§ **Data for review**
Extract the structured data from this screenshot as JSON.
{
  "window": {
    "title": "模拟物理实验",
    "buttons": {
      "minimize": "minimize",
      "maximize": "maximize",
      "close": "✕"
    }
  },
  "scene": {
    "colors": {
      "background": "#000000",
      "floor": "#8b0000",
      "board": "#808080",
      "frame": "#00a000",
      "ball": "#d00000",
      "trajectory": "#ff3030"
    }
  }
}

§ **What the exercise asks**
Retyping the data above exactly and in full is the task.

§ **Result of the task**
Extract the structured data from this screenshot as JSON.
{
  "window": {
    "title": "模拟物理实验",
    "buttons": {
      "minimize": "minimize",
      "maximize": "maximize",
      "close": "✕"
    }
  },
  "scene": {
    "colors": {
      "background": "#000000",
      "floor": "#8b0000",
      "board": "#808080",
      "frame": "#00a000",
      "ball": "#d00000",
      "trajectory": "#ff3030"
    }
  }
}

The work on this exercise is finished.